* _EXERCISE DETAILS_: Treat the line containing "What's the underlying" as the first line of the answer and the last line of the data as its final line, reproducing every line between exactly.
*** Opening of DATA TO EXAMINE ***
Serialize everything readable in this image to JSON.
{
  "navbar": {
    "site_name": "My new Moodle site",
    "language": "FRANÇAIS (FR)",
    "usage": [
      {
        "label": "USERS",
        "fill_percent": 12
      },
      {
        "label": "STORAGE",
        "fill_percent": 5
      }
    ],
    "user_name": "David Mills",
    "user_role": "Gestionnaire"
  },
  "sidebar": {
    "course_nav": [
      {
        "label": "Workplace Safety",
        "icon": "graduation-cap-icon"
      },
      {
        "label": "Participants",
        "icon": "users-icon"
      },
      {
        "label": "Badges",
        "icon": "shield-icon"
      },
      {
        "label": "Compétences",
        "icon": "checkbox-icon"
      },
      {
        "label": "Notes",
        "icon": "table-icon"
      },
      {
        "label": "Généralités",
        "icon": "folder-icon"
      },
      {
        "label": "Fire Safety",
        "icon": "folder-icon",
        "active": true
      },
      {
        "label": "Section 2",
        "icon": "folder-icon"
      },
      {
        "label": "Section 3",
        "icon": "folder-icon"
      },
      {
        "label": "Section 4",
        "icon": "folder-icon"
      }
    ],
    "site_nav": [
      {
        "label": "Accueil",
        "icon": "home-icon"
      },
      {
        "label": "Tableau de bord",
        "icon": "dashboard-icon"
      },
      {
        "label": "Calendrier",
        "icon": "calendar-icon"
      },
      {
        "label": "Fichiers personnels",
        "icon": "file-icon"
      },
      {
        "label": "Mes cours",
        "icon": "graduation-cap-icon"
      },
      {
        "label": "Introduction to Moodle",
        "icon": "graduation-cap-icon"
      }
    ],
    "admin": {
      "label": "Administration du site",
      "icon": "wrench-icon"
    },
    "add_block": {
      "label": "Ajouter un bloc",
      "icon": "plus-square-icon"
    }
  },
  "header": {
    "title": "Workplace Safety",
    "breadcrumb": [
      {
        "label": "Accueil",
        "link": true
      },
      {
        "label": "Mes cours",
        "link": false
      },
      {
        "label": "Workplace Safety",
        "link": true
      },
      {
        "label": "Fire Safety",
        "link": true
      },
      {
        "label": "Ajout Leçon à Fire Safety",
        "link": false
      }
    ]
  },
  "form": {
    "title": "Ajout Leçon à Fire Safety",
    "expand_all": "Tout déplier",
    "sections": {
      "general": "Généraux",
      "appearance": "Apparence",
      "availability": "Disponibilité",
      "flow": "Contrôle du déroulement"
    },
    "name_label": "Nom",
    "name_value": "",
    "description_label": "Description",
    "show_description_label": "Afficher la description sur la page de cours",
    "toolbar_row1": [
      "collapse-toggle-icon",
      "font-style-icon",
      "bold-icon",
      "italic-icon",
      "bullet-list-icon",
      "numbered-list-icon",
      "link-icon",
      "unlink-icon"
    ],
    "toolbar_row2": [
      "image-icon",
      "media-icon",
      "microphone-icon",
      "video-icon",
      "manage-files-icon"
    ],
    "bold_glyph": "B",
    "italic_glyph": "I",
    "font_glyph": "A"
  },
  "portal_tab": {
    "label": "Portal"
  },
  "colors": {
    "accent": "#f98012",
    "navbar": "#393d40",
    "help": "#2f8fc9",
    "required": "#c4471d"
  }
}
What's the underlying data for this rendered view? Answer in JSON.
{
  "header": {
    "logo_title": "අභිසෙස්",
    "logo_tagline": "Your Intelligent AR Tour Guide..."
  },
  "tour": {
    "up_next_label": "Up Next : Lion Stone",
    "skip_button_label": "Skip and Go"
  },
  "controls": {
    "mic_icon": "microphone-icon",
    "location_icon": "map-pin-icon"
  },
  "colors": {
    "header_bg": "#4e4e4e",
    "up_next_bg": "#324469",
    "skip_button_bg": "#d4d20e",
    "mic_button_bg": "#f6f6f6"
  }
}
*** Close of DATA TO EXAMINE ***
* _PROBLEM SOLUTION_:
What's the underlying data for this rendered view? Answer in JSON.
{
  "header": {
    "logo_title": "අභිසෙස්",
    "logo_tagline": "Your Intelligent AR Tour Guide..."
  },
  "tour": {
    "up_next_label": "Up Next : Lion Stone",
    "skip_button_label": "Skip and Go"
  },
  "controls": {
    "mic_icon": "microphone-icon",
    "location_icon": "map-pin-icon"
  },
  "colors": {
    "header_bg": "#4e4e4e",
    "up_next_bg": "#324469",
    "skip_button_bg": "#d4d20e",
    "mic_button_bg": "#f6f6f6"
  }
}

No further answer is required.